Speaking of actual butter dishes, I have some in progress that need assembling, so that's where I'm headed now. 

Saturday, January 30, 2021

Let's Try This Again: Maine Pottery Tour 2021


It always seems too early to think about it, until suddenly it's way late. In two days it will be February, and I have started putting together the Maine Pottery Tour. I am well aware - well aware, thank you very much! - that like last year the pandemic may cause its cancellation, but I am cautiously optimistic for May 1 & 2. 

I started putting out feelers last week, and got a good response! Not everyone has replied, but so far only two "no" responses. It looks like the tour will have about 40 stops this year. I'm encouraging studios to hold their events outside as much as possible this year, because pandemic. Mine is always outside anyway. 

If you are a potter in Maine & you'd like more information about the pottery tour, give me a shout at info[at]

Looking forward to a great year. 

Wednesday, January 27, 2021

Cone 6 Falling


I restarted the firing that I had to give up on  due to wind last Sunday. It's been one damn thing after another with this load! But it's chugging along now, cones falling inside the kiln while snow falls outside.  My 6 cone is falling, but this time I am firing to ^10 - those are the 8, 9, 10, & 11 cones you see still standing. 

In a conventional stoneware firing, the 6 is just a watch cone - it's there to judge how evenly the kiln is firing (answer, always, with my kiln: not very) For the soda firing, the six falling is my signal to mix up the soda salad. Some firings I start adding the soda right after 6 falls; other times I wait until the 8 is falling. I kid myself that I can see a difference: that I get more even application if I wait, more directional if I start early. 

This time I think I'll wait. I'll do up the soda mix now, but apply it when 8 falls. We can judge the results together on Saturday!

Sunday, January 24, 2021

Stupid WInd

 I candled the glaze firing overnight Sat/Sun, but when I got up in the morning it was pretty windy! Because I am 1 part stupid + 2 parts stubborn, I decided to try to fire anyway. Bad plan! Not disastrous, but, you know, annoying & expensive. The wind was supposed to be only around 17 mph - quite breezy, but not crazy - but every time there was a powerful gust it blew out one of my burners. 

This isn't a safety problem - that's what baso valves are for, to turn themselves off if the flame goes out - but it was hella annoying. The 10th time it happened - after ^012 had already fallen, unfornately (see above, stupid + stubborn) and after I had already burned a boatload of propane - I called it off. I'll fire Wednesday instead.

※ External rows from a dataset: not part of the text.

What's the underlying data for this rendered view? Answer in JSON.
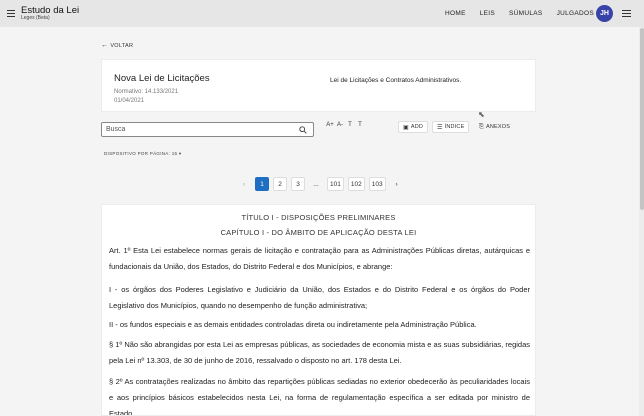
{
  "app": {
    "title": "Estudo da Lei",
    "subtitle": "Leges (Beta)",
    "nav": [
      "HOME",
      "LEIS",
      "SÚMULAS",
      "JULGADOS"
    ],
    "avatar_initials": "JH",
    "accent_color": "#3843a8"
  },
  "back_label": "VOLTAR",
  "law": {
    "title": "Nova Lei de Licitações",
    "normativo": "Normativo: 14.133/2021",
    "date": "01/04/2021",
    "description": "Lei de Licitações e Contratos Administrativos."
  },
  "search": {
    "placeholder": "Busca"
  },
  "font_controls": [
    "A+",
    "A-",
    "T",
    "T"
  ],
  "tools": {
    "add": "ADD",
    "index": "ÍNDICE",
    "attachments": "ANEXOS"
  },
  "per_page": {
    "label": "DISPOSITIVO POR PÁGINA:",
    "value": "15"
  },
  "pagination": {
    "pages": [
      "1",
      "2",
      "3",
      "...",
      "101",
      "102",
      "103"
    ],
    "current": "1",
    "active_color": "#1e6fc2"
  },
  "document": {
    "title": "TÍTULO I - DISPOSIÇÕES PRELIMINARES",
    "chapter": "CAPÍTULO I - DO ÂMBITO DE APLICAÇÃO DESTA LEI",
    "paragraphs": [
      "Art. 1º Esta Lei estabelece normas gerais de licitação e contratação para as Administrações Públicas diretas, autárquicas e fundacionais da União, dos Estados, do Distrito Federal e dos Municípios, e abrange:",
      "I - os órgãos dos Poderes Legislativo e Judiciário da União, dos Estados e do Distrito Federal e os órgãos do Poder Legislativo dos Municípios, quando no desempenho de função administrativa;",
      "II - os fundos especiais e as demais entidades controladas direta ou indiretamente pela Administração Pública.",
      "§ 1º Não são abrangidas por esta Lei as empresas públicas, as sociedades de economia mista e as suas subsidiárias, regidas pela Lei nº 13.303, de 30 de junho de 2016, ressalvado o disposto no art. 178 desta Lei.",
      "§ 2º As contratações realizadas no âmbito das repartições públicas sediadas no exterior obedecerão às peculiaridades locais e aos princípios básicos estabelecidos nesta Lei, na forma de regulamentação específica a ser editada por ministro de Estado."
    ]
  }
}
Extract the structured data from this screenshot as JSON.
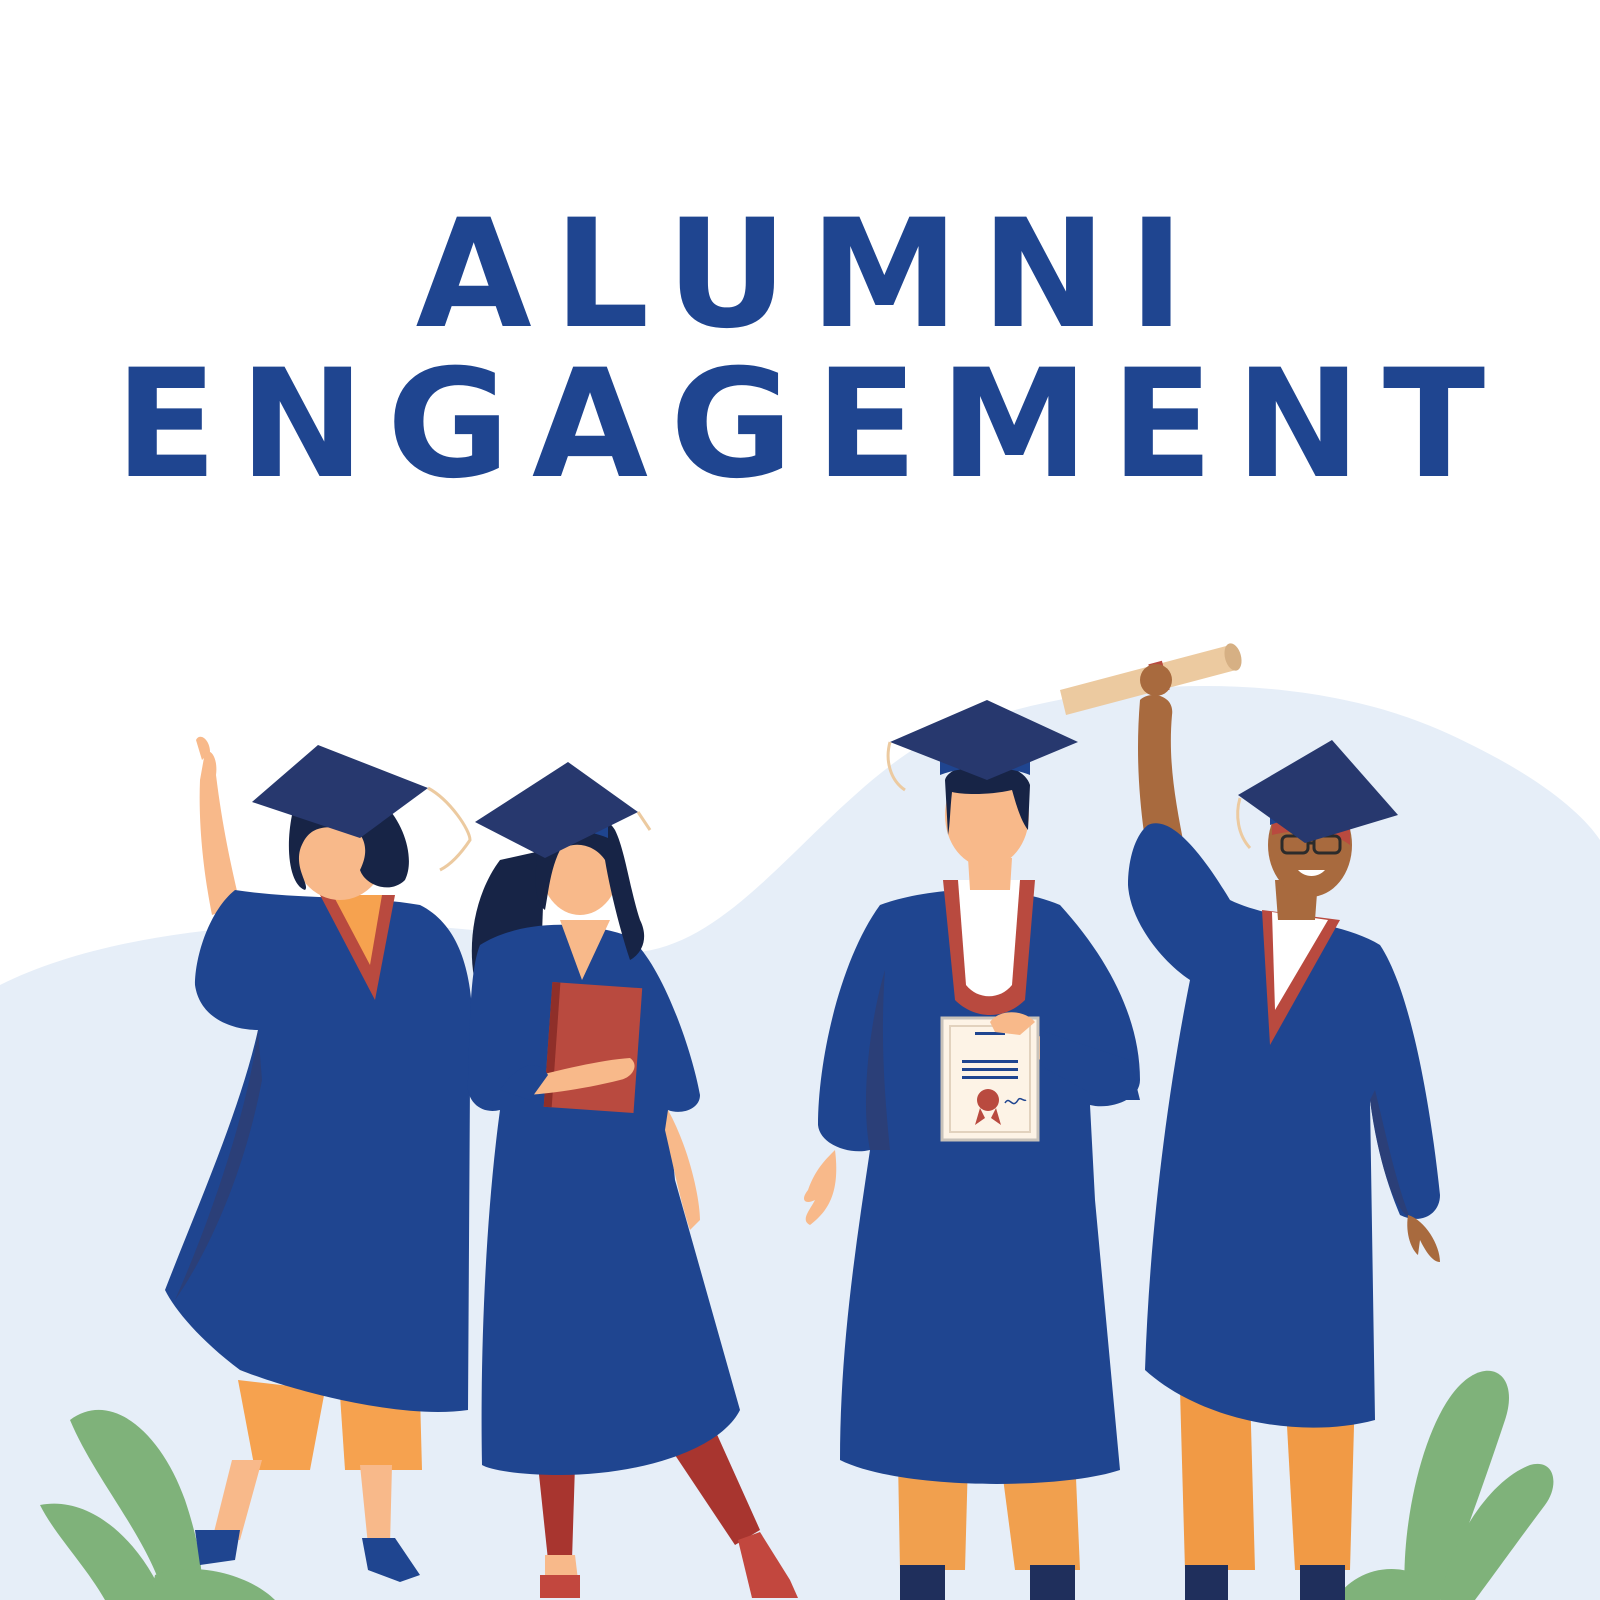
{
  "title": {
    "line1": "ALUMNI",
    "line2": "ENGAGEMENT"
  },
  "colors": {
    "title": "#1f4590",
    "gown": "#1f4590",
    "gown_shadow": "#2b3f78",
    "cap": "#27386e",
    "stole": "#b94a3f",
    "background_hill": "#e6eef8",
    "plants": "#7fb27a",
    "orange_pants": "#f19a45",
    "diploma": "#eccaa0"
  },
  "illustration": {
    "graduates": [
      {
        "id": "graduate-1",
        "pose": "waving"
      },
      {
        "id": "graduate-2",
        "pose": "holding book"
      },
      {
        "id": "graduate-3",
        "pose": "holding certificate"
      },
      {
        "id": "graduate-4",
        "pose": "raising diploma"
      }
    ],
    "icons": [
      "graduation-cap-icon",
      "diploma-scroll-icon",
      "certificate-icon",
      "book-icon",
      "plant-leaves-icon"
    ]
  }
}
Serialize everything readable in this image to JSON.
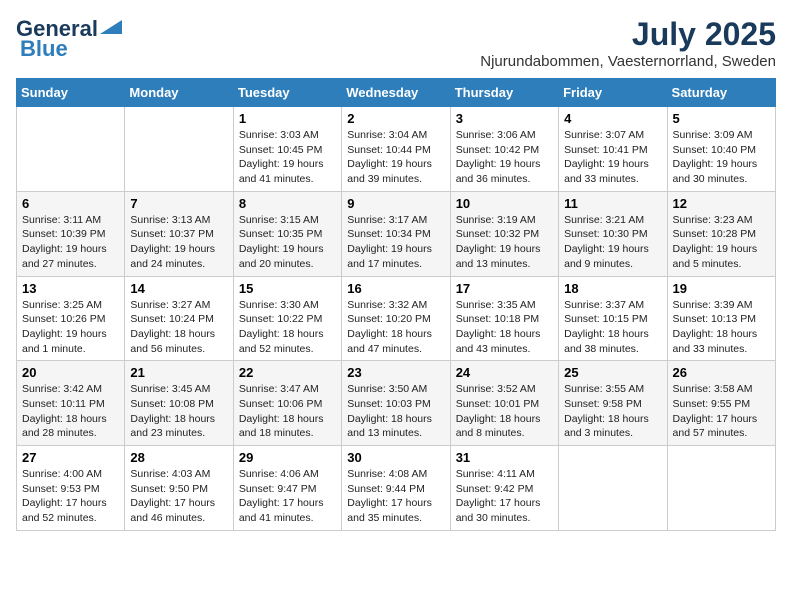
{
  "header": {
    "logo_general": "General",
    "logo_blue": "Blue",
    "month": "July 2025",
    "location": "Njurundabommen, Vaesternorrland, Sweden"
  },
  "days_of_week": [
    "Sunday",
    "Monday",
    "Tuesday",
    "Wednesday",
    "Thursday",
    "Friday",
    "Saturday"
  ],
  "weeks": [
    [
      {
        "day": "",
        "info": ""
      },
      {
        "day": "",
        "info": ""
      },
      {
        "day": "1",
        "info": "Sunrise: 3:03 AM\nSunset: 10:45 PM\nDaylight: 19 hours and 41 minutes."
      },
      {
        "day": "2",
        "info": "Sunrise: 3:04 AM\nSunset: 10:44 PM\nDaylight: 19 hours and 39 minutes."
      },
      {
        "day": "3",
        "info": "Sunrise: 3:06 AM\nSunset: 10:42 PM\nDaylight: 19 hours and 36 minutes."
      },
      {
        "day": "4",
        "info": "Sunrise: 3:07 AM\nSunset: 10:41 PM\nDaylight: 19 hours and 33 minutes."
      },
      {
        "day": "5",
        "info": "Sunrise: 3:09 AM\nSunset: 10:40 PM\nDaylight: 19 hours and 30 minutes."
      }
    ],
    [
      {
        "day": "6",
        "info": "Sunrise: 3:11 AM\nSunset: 10:39 PM\nDaylight: 19 hours and 27 minutes."
      },
      {
        "day": "7",
        "info": "Sunrise: 3:13 AM\nSunset: 10:37 PM\nDaylight: 19 hours and 24 minutes."
      },
      {
        "day": "8",
        "info": "Sunrise: 3:15 AM\nSunset: 10:35 PM\nDaylight: 19 hours and 20 minutes."
      },
      {
        "day": "9",
        "info": "Sunrise: 3:17 AM\nSunset: 10:34 PM\nDaylight: 19 hours and 17 minutes."
      },
      {
        "day": "10",
        "info": "Sunrise: 3:19 AM\nSunset: 10:32 PM\nDaylight: 19 hours and 13 minutes."
      },
      {
        "day": "11",
        "info": "Sunrise: 3:21 AM\nSunset: 10:30 PM\nDaylight: 19 hours and 9 minutes."
      },
      {
        "day": "12",
        "info": "Sunrise: 3:23 AM\nSunset: 10:28 PM\nDaylight: 19 hours and 5 minutes."
      }
    ],
    [
      {
        "day": "13",
        "info": "Sunrise: 3:25 AM\nSunset: 10:26 PM\nDaylight: 19 hours and 1 minute."
      },
      {
        "day": "14",
        "info": "Sunrise: 3:27 AM\nSunset: 10:24 PM\nDaylight: 18 hours and 56 minutes."
      },
      {
        "day": "15",
        "info": "Sunrise: 3:30 AM\nSunset: 10:22 PM\nDaylight: 18 hours and 52 minutes."
      },
      {
        "day": "16",
        "info": "Sunrise: 3:32 AM\nSunset: 10:20 PM\nDaylight: 18 hours and 47 minutes."
      },
      {
        "day": "17",
        "info": "Sunrise: 3:35 AM\nSunset: 10:18 PM\nDaylight: 18 hours and 43 minutes."
      },
      {
        "day": "18",
        "info": "Sunrise: 3:37 AM\nSunset: 10:15 PM\nDaylight: 18 hours and 38 minutes."
      },
      {
        "day": "19",
        "info": "Sunrise: 3:39 AM\nSunset: 10:13 PM\nDaylight: 18 hours and 33 minutes."
      }
    ],
    [
      {
        "day": "20",
        "info": "Sunrise: 3:42 AM\nSunset: 10:11 PM\nDaylight: 18 hours and 28 minutes."
      },
      {
        "day": "21",
        "info": "Sunrise: 3:45 AM\nSunset: 10:08 PM\nDaylight: 18 hours and 23 minutes."
      },
      {
        "day": "22",
        "info": "Sunrise: 3:47 AM\nSunset: 10:06 PM\nDaylight: 18 hours and 18 minutes."
      },
      {
        "day": "23",
        "info": "Sunrise: 3:50 AM\nSunset: 10:03 PM\nDaylight: 18 hours and 13 minutes."
      },
      {
        "day": "24",
        "info": "Sunrise: 3:52 AM\nSunset: 10:01 PM\nDaylight: 18 hours and 8 minutes."
      },
      {
        "day": "25",
        "info": "Sunrise: 3:55 AM\nSunset: 9:58 PM\nDaylight: 18 hours and 3 minutes."
      },
      {
        "day": "26",
        "info": "Sunrise: 3:58 AM\nSunset: 9:55 PM\nDaylight: 17 hours and 57 minutes."
      }
    ],
    [
      {
        "day": "27",
        "info": "Sunrise: 4:00 AM\nSunset: 9:53 PM\nDaylight: 17 hours and 52 minutes."
      },
      {
        "day": "28",
        "info": "Sunrise: 4:03 AM\nSunset: 9:50 PM\nDaylight: 17 hours and 46 minutes."
      },
      {
        "day": "29",
        "info": "Sunrise: 4:06 AM\nSunset: 9:47 PM\nDaylight: 17 hours and 41 minutes."
      },
      {
        "day": "30",
        "info": "Sunrise: 4:08 AM\nSunset: 9:44 PM\nDaylight: 17 hours and 35 minutes."
      },
      {
        "day": "31",
        "info": "Sunrise: 4:11 AM\nSunset: 9:42 PM\nDaylight: 17 hours and 30 minutes."
      },
      {
        "day": "",
        "info": ""
      },
      {
        "day": "",
        "info": ""
      }
    ]
  ]
}
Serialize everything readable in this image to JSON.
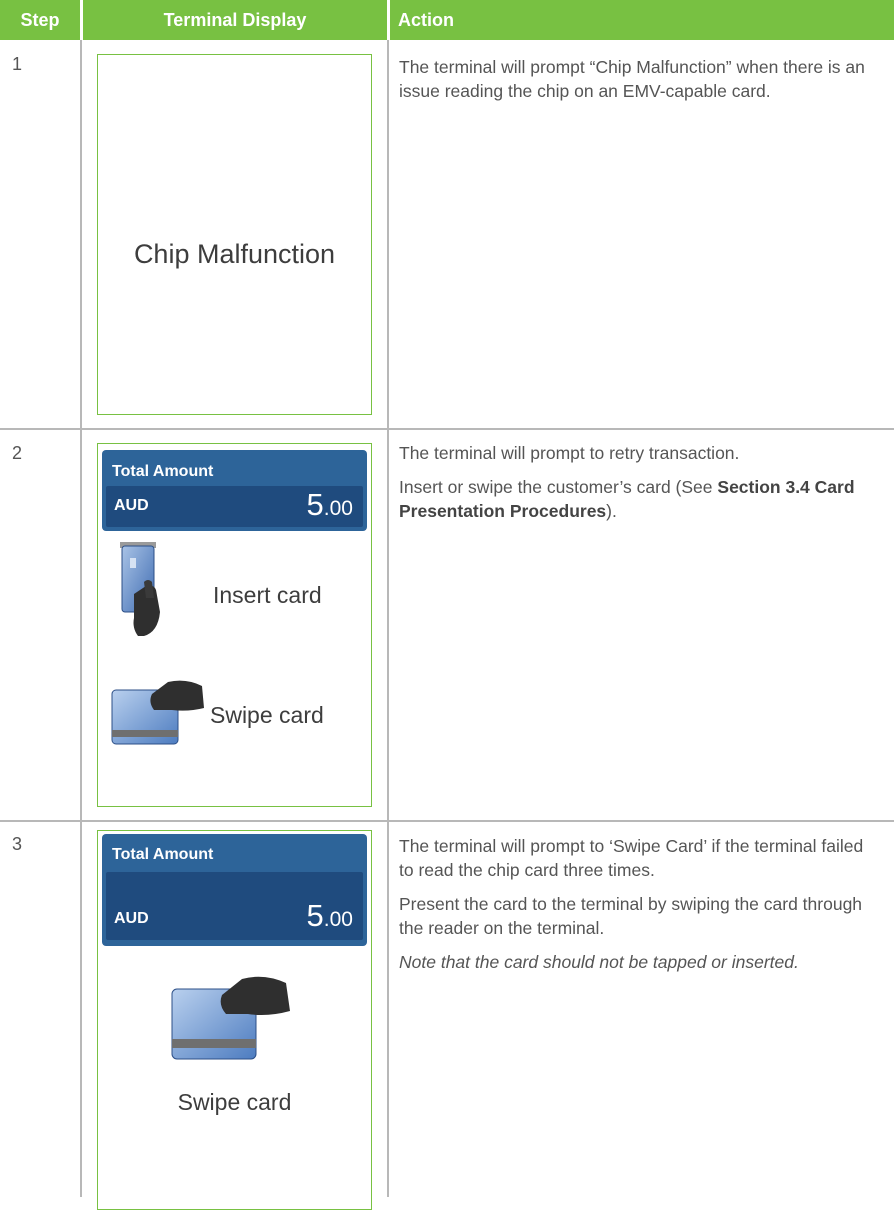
{
  "header": {
    "step": "Step",
    "display": "Terminal Display",
    "action": "Action"
  },
  "rows": [
    {
      "step": "1",
      "screen_text": "Chip Malfunction",
      "action_p1": "The terminal will prompt “Chip Malfunction” when there is an issue reading the chip on an EMV-capable card."
    },
    {
      "step": "2",
      "amount_title": "Total Amount",
      "currency": "AUD",
      "amount_main": "5",
      "amount_dec": ".00",
      "insert_label": "Insert card",
      "swipe_label": "Swipe card",
      "action_p1": "The terminal will prompt to retry transaction.",
      "action_p2_pre": "Insert or swipe the customer’s card (See ",
      "action_p2_bold": "Section 3.4 Card Presentation Procedures",
      "action_p2_post": ")."
    },
    {
      "step": "3",
      "amount_title": "Total Amount",
      "currency": "AUD",
      "amount_main": "5",
      "amount_dec": ".00",
      "swipe_label": "Swipe card",
      "action_p1": "The terminal will prompt to ‘Swipe Card’ if the terminal failed to read the chip card three times.",
      "action_p2": "Present the card to the terminal by swiping the card through the reader on the terminal.",
      "action_p3": "Note that the card should not be tapped or inserted."
    }
  ],
  "colors": {
    "header_green": "#78c142",
    "screen_blue": "#2d6499",
    "screen_dark_blue": "#1f4b7e",
    "grid": "#b8b8b8"
  },
  "icons": [
    "card-insert-icon",
    "card-swipe-icon"
  ]
}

Silver lining? I basically have today off. I'm catching up on some cleaning & reading a book, and fiddling around with my new (used! but still) iPhone. 

One of these days I'll have some new pottery to show ya, I promise! 

Saturday, January 16, 2021

Yeah so... bubble of energy last week? Got abruptly popped when a rightwing mob invaded the US capitol, intent on killing the Vice President and the Speaker of the House. I thought I was back, but no. My productivity is the least of the problems with this, of course, but THANKS ALOT, RIGHTWING MOB. I saw a post on social media asking something like, "Am I the only one having trouble focusing on anything other than the deadly pandemic and the imminent threat to democracy?" No, anonymous poster; no you are not. It's wreaking holy ol' havoc with my professional life. 

If everything really does have an equal and opposite reaction I am about to have my most amazing year yet - as is America. 


I finally got the kiln loaded - a little loose, but I often get better pots that way. I went to candle the load but discovered that I need new thermocouples (well - I knew that. I kept putting it off, & now one of them doesn't work at all) and the burners are loud & flame more orange than blue - the burners need a good scrub with a wire brush. Thermocouples are easy to replace, and burners are easy to scrub, but it does mean the kiln is still not firing! Luckily nobody is waiting for these pots...yet. 

My list today:

  • Order three 36" thermocouples
  • Take burners apart & clean them
  • Pray for America

Saturday, January 2, 2021

Loading Tuesday & Wednesday

 Firing Friday. All of a sudden I desperately want to make pots.